On December 1st, 1955, Rosa Parks helped changed America by refusing to give up her seat on a Montgomery, Alabama bus, launching the Montgomery bus boycott.
On September 17th, 2011, a group of frustrated citizens from all stripes of life took over a park on Wall Street, launching a protest that has now spread around the world, a call against the grotesque excesses of modern capitalism.
The civil rights movement, in my opinion, the greatest grassroots movement in American history. But it is amazingly, little understood by most Americans. Over the past several years, I’ve taken upon myself to read about the fascinating history. It at one makes me incredibly proud to be an American, and disgusted. The intense bravery, self-discipline, and determination of those of all colors, against the cruelties of segregation. The horrors they faced perpetuated by people in power, who used despicable tactics against fellow humans beings.
Yes, we all know about Martin Luther King and Rosa Parks, but how many Americans, especially of my generation, can name another civil rights hero? Two week ago we lost a great man when Reverand Fred Shuttleworth passed away – one of countless heroes of that generation. MLK didn’t do it alone, and it what amazes me the most – how so many people stood up against injustice, and how so many did it peacefully. It was a true movement. Not a perfect movement, by any means, but a true one.
The demands then were not for an excise task, but for a fundamental shift in how society treated a whole classes and races, a rethinking of human dignity. That movement, though it has accomplished a lot, is not over. It didn’t end with the Voting Rights Act.
We all like to think that we’d be on the right side of justice if put in those situations. But I truly wonder if I could match their bravery. Americans as a whole have a lot to learn from the civil rights movement, about both our potential for good, and our potential for evil.
One myth that has sustained is that of Rosa Parks. The story goes that she, one a spontaneous day, refused to give her seat, and the movement launched in response. The reality is that Rosa Parks was a leader, and that the campaign was planned well in advance, and she was the catalyst who choose to take action.

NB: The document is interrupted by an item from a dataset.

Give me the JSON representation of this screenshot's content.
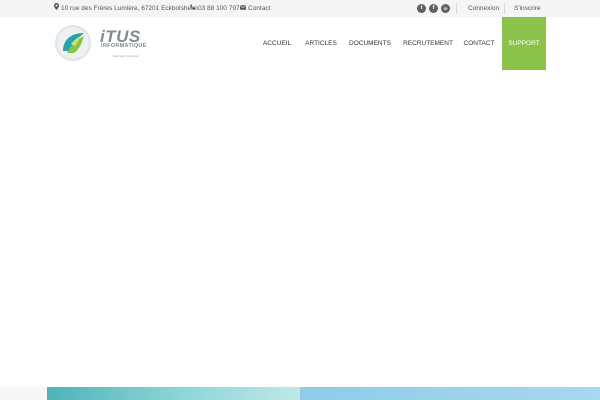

Movements don’t happen by chance – they take planning, preparation, and leadership. That is one thing we forget about the civil rights movement, which worked incredibly hard to organize in segregated communities throughout the South, where people had almost no access to information. By letting this myth survive, we diminish the hard work of thousands in this movement.
I first heard about Occupy Wall Street back in July. Adbusters, a magazine that I’ve been subscribed to, whenever I have a home, for nearly eighty years, has been posting articles on their blogs, and in the magazines, for months. Within particular circles were deep discussions about what form the movement should take – the chief inspiration being Tahrir Square in Egypt. Incremental change, the purview of President Obama’s 2008 election, wasn’t doing nearly enough when looking at the immediate problems facing humanity – climate change, inequality, and rampant capitalism. But how should such a movement be structured?
There were articles on protest tactics.
Civil disobedience vs. Violence
I was skeptical, but hopeful. In 2006, I’d joined when Adbusters had organized local action groups, in Los Angeles, only to be dissolutioned by the lack of action by the group – we could never agree on a single tactic, and most people didn’t do their fair share of the work. Why would this movement be any different, I thought? So I read the articles – in-depth, and thoughtful – but did not head down to Wall Street on September 17th.
What makes a movement? When do social factors reach a point where action is inevitable, as it was in Birmingham that day in 1955. Have we reached a tipping point today? Is change near? I’m hopeful – a realistic idealist. Occupy Wall Street has made me realize that movements can still happen in today’s world. It has also made me realize how difficult the challenge will be.
The organizers knew exactly where to take their inspiration from. The final Adbusters blog post before the protest began – “Some inspiration from Martin Luther King, Jr. for this Saturday“. There is another lesson from the civil rights movement – setbacks will happen. You’ll lose patience, and want to turn to more radical tactics. There will be discord. People will infiltrate and try to divide you. The media will ignore you when you do good, and shower you with attention when you do bad, even if just for a moment.
But the odds we are facing, while great, pale in comparison to what southern blacks faced in the 1960’s. In their resolve, we can find strength. They faced down an entire unjust system, and brought about change.
Yes we can.